  17. DEVELOPMENT OF A PRECISE MAGNETIC FIELD MEASUREMENT SYSTEM FOR FAST-CHANGING MAGNETIC FIELDS.

    SciTech Connect

    WANDERER,P.; ESCALLIER,J.; GANETIS,G.; JAIN,A.; LOUIE,W.; MARONE,A.; THOMAS,R.

    2003-06-15

    Several recent applications for fast ramped magnets have been found that require precise measurement of the time-dependent fields. In one instance, accelerator dipoles will be ramped at 1 T/sec, with measurements needed to the typical level of accuracy for accelerators, {Delta} B/B better than 0.01%. To meet this need, we have begun development of a system containing 16 stationary pickup windings that will be sampled at a high rate. It is hoped that harmonics through the decapole can be measured with this system. Precise measurement of the time-dependent harmonics requires that both the pickup windings and the voltmeters be nearly identical. To minimize costs, printed circuit boards are being used for the pickup windings and a combination of amplifiers and ADC's for voltmeters. In addition, new software must be developed for the analysis. The paper will present a status report on this work.

  18. Markov random fields for static foreground classification in surveillance systems

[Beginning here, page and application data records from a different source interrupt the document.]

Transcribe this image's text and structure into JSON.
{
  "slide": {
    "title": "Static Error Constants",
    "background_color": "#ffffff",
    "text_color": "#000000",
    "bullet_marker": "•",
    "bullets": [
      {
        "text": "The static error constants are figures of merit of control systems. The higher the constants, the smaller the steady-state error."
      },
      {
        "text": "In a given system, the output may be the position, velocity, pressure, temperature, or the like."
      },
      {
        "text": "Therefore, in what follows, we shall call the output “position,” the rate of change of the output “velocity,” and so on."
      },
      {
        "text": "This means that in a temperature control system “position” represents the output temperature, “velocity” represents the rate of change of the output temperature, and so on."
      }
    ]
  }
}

    NASA Astrophysics Data System (ADS)

    Fitzsimons, Jack K.; Lu, Thomas T.

    2014-09-01

    We present a novel technique for classifying static foreground in automated airport surveillance systems between abandoned and removed objects by representing the image as a Markov Random Field. The proposed algorithm computes and compares the net probability of the region of interest before and after the event occurs, hence finding which fits more naturally with their respective backgrounds. Having tested on a dataset from the PETS 2006, PETS 2007, AVSS20074, CVSG, VISOR, CANDELA and WCAM datasets, the algorithm has shown capable of matching the results of the state-of-the-art, is highly parallel and has a degree of robustness to noise and illumination changes.

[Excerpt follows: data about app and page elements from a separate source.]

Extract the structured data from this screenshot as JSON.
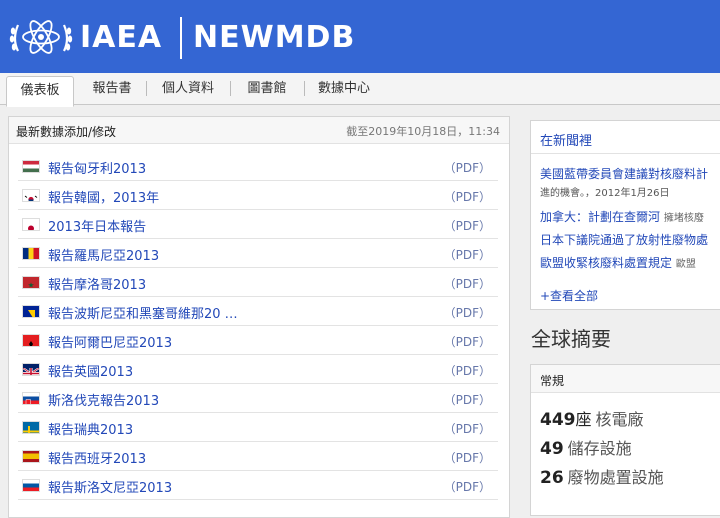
{
  "header": {
    "brand_left": "IAEA",
    "brand_right": "NEWMDB",
    "accent_color": "#3466d3"
  },
  "tabs": [
    {
      "label": "儀表板",
      "active": true
    },
    {
      "label": "報告書",
      "active": false
    },
    {
      "label": "個人資料",
      "active": false
    },
    {
      "label": "圖書館",
      "active": false
    },
    {
      "label": "數據中心",
      "active": false
    }
  ],
  "latest": {
    "title": "最新數據添加/修改",
    "date": "截至2019年10月18日，11:34",
    "pdf_label": "（PDF）",
    "reports": [
      {
        "label": "報告匈牙利2013",
        "flag": "hungary"
      },
      {
        "label": "報告韓國，2013年",
        "flag": "korea"
      },
      {
        "label": "2013年日本報告",
        "flag": "japan"
      },
      {
        "label": "報告羅馬尼亞2013",
        "flag": "romania"
      },
      {
        "label": "報告摩洛哥2013",
        "flag": "morocco"
      },
      {
        "label": "報告波斯尼亞和黑塞哥維那20 …",
        "flag": "bosnia"
      },
      {
        "label": "報告阿爾巴尼亞2013",
        "flag": "albania"
      },
      {
        "label": "報告英國2013",
        "flag": "uk"
      },
      {
        "label": "斯洛伐克報告2013",
        "flag": "slovakia"
      },
      {
        "label": "報告瑞典2013",
        "flag": "sweden"
      },
      {
        "label": "報告西班牙2013",
        "flag": "spain"
      },
      {
        "label": "報告斯洛文尼亞2013",
        "flag": "slovenia"
      }
    ]
  },
  "news": {
    "title": "在新聞裡",
    "items": [
      {
        "title": "美國藍帶委員會建議對核廢料計",
        "sub": "進的機會。，2012年1月26日"
      },
      {
        "title": "加拿大：計劃在查爾河",
        "tail": "擁堵核廢"
      },
      {
        "title": "日本下議院通過了放射性廢物處",
        "tail": ""
      },
      {
        "title": "歐盟收緊核廢料處置規定",
        "tail": "歐盟"
      }
    ],
    "more": "+查看全部"
  },
  "global": {
    "title": "全球摘要",
    "section": "常規",
    "stats": [
      {
        "value": "449",
        "unit": "座",
        "label": "核電廠"
      },
      {
        "value": "49",
        "unit": "",
        "label": "儲存設施"
      },
      {
        "value": "26",
        "unit": "",
        "label": "廢物處置設施"
      }
    ]
  }
}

  19. Microscopic Faraday rotation measurement system using pulsed magnetic fields.

    PubMed

    Egami, Shigeki; Watarai, Hitoshi

    2009-09-01

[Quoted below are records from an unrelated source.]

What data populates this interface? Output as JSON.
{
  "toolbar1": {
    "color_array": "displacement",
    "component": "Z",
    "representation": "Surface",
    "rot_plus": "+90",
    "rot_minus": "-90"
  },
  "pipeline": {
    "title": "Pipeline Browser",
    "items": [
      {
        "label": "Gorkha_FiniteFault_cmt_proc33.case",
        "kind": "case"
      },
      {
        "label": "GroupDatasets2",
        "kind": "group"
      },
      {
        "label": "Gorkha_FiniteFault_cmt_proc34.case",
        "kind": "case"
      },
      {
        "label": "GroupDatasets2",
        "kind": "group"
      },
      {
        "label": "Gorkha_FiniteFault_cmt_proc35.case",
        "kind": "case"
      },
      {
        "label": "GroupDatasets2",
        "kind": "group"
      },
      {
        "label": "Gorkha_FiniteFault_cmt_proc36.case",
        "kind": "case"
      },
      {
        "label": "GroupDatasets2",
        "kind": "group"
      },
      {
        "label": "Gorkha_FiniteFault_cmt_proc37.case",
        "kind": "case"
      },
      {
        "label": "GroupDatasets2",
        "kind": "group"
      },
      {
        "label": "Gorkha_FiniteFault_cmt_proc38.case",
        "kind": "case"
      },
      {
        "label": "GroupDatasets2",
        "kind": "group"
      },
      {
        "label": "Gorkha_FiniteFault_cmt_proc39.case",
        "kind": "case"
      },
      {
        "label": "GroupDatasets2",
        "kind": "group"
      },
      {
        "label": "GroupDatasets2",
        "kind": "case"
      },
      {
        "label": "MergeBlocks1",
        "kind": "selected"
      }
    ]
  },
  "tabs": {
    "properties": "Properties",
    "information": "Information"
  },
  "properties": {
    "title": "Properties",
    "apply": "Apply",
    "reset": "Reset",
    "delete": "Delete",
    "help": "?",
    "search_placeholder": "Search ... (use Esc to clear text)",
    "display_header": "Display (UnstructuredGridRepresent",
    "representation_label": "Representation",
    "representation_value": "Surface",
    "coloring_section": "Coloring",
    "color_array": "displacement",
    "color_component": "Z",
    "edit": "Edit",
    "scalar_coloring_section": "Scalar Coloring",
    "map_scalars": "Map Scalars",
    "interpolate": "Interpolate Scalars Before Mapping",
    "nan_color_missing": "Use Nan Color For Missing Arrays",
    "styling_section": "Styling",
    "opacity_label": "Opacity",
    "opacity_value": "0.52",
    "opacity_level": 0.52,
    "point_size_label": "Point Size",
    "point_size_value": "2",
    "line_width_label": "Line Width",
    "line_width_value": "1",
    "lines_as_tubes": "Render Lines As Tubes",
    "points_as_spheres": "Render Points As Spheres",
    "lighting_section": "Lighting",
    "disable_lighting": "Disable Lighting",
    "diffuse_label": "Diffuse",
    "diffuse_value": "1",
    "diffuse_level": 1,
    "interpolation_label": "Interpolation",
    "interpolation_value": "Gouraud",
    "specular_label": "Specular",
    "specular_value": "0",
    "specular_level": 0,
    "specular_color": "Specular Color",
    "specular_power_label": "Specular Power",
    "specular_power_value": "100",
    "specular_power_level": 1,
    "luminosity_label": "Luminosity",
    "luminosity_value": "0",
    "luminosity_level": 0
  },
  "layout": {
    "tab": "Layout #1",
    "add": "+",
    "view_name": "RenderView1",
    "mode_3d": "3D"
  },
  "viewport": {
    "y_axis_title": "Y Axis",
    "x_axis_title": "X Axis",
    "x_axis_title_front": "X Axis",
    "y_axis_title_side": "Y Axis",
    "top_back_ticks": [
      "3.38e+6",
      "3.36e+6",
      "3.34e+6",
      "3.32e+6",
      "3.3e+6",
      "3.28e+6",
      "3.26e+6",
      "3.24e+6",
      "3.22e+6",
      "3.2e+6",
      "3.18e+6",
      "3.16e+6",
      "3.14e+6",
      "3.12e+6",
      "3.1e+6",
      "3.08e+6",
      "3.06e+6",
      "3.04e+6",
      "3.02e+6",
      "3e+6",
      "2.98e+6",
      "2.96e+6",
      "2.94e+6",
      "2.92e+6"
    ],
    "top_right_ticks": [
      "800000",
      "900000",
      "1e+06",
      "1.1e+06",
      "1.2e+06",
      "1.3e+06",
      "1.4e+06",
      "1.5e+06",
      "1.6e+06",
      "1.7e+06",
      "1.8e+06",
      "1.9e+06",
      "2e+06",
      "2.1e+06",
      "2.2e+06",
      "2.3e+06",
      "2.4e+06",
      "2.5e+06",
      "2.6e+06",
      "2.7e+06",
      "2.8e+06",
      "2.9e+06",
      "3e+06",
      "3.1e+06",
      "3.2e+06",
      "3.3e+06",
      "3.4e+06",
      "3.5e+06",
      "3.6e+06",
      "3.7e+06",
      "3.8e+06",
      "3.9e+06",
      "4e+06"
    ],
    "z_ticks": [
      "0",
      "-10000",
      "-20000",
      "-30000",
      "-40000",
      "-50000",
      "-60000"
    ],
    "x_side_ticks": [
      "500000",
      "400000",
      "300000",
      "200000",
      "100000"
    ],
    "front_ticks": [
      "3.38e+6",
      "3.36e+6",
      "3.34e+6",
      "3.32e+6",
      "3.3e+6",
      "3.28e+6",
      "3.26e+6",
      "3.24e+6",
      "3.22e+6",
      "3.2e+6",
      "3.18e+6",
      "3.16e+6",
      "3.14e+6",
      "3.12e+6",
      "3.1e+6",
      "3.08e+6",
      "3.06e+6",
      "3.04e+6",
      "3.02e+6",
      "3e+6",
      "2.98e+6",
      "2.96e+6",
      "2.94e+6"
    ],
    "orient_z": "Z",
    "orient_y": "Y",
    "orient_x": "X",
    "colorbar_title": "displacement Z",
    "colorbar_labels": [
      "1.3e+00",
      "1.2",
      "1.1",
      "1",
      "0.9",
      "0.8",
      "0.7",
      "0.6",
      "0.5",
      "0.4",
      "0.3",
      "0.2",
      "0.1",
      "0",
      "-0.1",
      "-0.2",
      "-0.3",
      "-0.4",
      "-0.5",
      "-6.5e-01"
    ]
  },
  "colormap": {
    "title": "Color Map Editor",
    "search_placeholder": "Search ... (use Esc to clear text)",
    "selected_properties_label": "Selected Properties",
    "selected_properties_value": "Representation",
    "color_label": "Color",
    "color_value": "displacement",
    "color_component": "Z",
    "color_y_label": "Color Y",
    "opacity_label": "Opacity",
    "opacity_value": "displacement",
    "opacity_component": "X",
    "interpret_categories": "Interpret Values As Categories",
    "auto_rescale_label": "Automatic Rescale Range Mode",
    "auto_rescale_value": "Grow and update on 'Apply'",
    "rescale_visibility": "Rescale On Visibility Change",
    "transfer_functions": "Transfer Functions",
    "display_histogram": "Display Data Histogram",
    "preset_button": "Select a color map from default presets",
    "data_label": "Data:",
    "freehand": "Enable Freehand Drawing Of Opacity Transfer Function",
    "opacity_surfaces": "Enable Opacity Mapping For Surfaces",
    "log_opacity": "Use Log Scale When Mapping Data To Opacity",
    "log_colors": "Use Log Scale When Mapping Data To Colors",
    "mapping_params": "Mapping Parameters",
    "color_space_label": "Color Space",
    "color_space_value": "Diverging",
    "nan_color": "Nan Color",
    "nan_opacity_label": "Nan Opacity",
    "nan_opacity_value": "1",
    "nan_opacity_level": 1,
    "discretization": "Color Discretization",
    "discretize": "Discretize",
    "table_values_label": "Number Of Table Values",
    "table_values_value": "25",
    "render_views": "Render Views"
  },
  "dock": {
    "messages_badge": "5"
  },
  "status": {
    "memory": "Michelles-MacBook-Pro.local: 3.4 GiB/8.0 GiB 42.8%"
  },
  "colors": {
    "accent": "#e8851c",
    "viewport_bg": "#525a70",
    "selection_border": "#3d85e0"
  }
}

    Microscopic Faraday rotation measurement system using a pulsed magnetic field has been constructed, which can be applied to micron sized diamagnetic and paramagnetic materials. A pulsed magnetic coil could generate a maximum magnetic flux density of about 12 T. The performance of the microscopic Faraday rotation apparatus was demonstrated by the measurement of the Verdet constant V of a polystyrene particle, after the calibration of the pulsed magnetic flux density using a glass plate as a standard material. Also, the magneto-optical rotation dispersion of some diamagnetic substances have been measured and analyzed with V=alambda(-2)+b. The values of a and b were compared to their magnetic susceptibilities.

  20. Three-body systems in pionless effective field theory

    NASA Astrophysics Data System (ADS)

    Vanasse, Jared

    2016-04-01

    Investigations of three-body nuclear systems using pionless effective field theory (EFTπ̸) are reviewed. The history of EFTπ̸ in nd and pd scattering is briefly discussed and emphasis put on the use of strict perturbative techniques. In addition renormalization issues appearing in pd scattering are also presented. Bound state calculations are addressed and new perturbative techniques for describing them are highlighted. Three-body breakup observables in nd scattering are also considered and the utility of EFTπ̸ for addressing them.